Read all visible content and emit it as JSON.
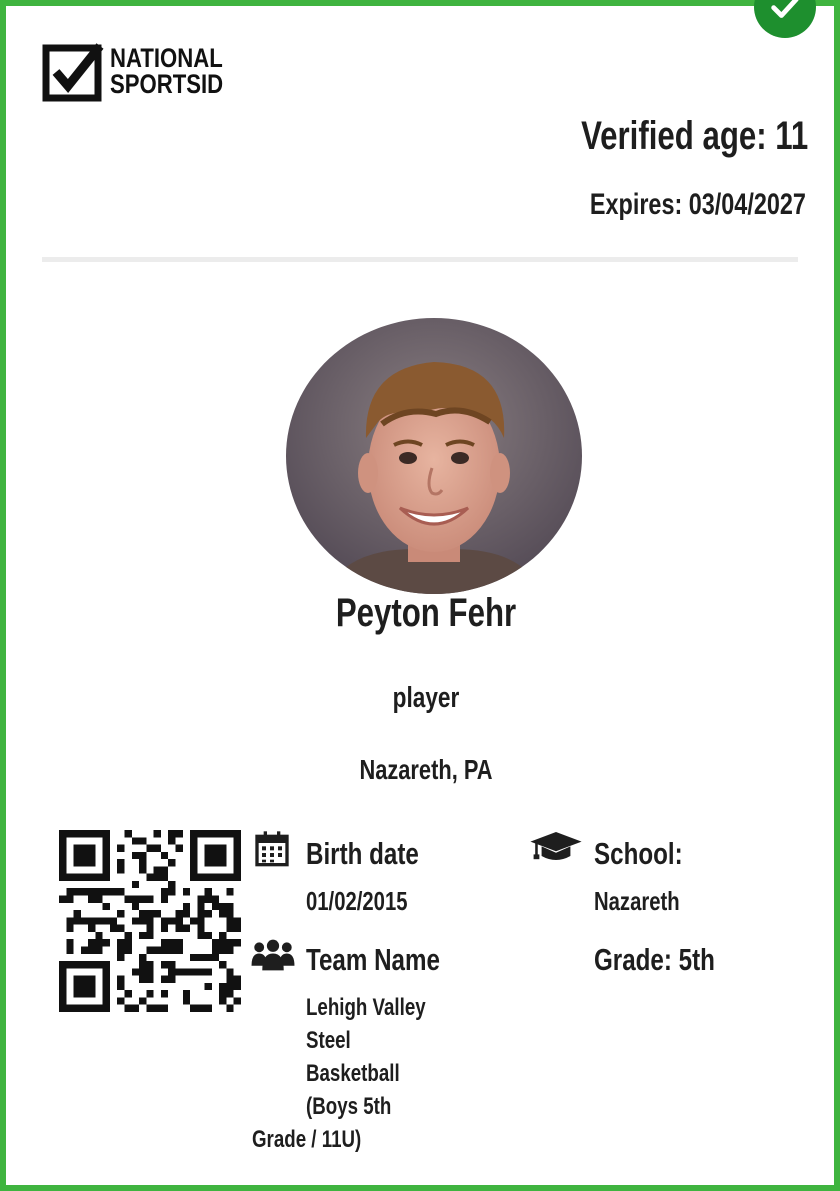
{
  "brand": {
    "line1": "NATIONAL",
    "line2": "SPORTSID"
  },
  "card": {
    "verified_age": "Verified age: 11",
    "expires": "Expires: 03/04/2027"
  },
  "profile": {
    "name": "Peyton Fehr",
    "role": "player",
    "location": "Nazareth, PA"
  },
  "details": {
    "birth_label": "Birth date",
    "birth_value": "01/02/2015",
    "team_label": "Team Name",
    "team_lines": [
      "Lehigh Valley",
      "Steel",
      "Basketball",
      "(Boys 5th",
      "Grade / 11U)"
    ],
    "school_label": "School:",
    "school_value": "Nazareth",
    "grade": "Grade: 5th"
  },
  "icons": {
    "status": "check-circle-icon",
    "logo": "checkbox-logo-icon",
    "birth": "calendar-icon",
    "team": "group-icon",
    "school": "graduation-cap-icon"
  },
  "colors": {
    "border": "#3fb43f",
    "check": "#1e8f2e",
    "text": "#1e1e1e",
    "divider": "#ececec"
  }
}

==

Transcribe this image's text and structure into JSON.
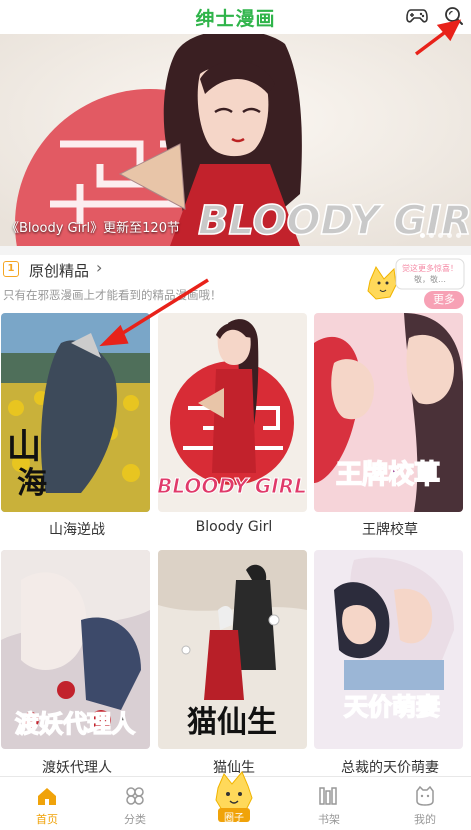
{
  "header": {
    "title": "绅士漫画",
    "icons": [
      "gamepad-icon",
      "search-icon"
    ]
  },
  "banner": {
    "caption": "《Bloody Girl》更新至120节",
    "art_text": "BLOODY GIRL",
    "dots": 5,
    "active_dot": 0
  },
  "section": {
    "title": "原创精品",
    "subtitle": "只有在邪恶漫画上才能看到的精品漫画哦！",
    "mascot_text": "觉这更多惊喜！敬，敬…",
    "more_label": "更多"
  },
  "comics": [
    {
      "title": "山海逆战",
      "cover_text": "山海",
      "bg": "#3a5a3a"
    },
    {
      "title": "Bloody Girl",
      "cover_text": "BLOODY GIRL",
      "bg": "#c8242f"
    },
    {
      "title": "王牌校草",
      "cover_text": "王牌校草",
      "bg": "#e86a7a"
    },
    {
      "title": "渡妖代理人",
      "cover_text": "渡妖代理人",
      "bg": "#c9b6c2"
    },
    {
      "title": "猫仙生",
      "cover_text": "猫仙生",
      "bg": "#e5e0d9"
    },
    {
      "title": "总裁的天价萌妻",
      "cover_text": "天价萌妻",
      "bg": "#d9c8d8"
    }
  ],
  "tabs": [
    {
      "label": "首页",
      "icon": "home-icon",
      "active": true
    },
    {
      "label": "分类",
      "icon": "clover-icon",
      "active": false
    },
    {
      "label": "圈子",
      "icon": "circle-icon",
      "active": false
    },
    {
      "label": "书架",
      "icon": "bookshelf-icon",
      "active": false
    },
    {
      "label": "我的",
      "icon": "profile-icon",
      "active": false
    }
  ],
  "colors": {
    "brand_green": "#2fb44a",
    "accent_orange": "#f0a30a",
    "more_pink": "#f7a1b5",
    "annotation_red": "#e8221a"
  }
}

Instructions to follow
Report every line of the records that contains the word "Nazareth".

Response to this exercise
    "location": "Nazareth, PA"
    "school_value": "Nazareth",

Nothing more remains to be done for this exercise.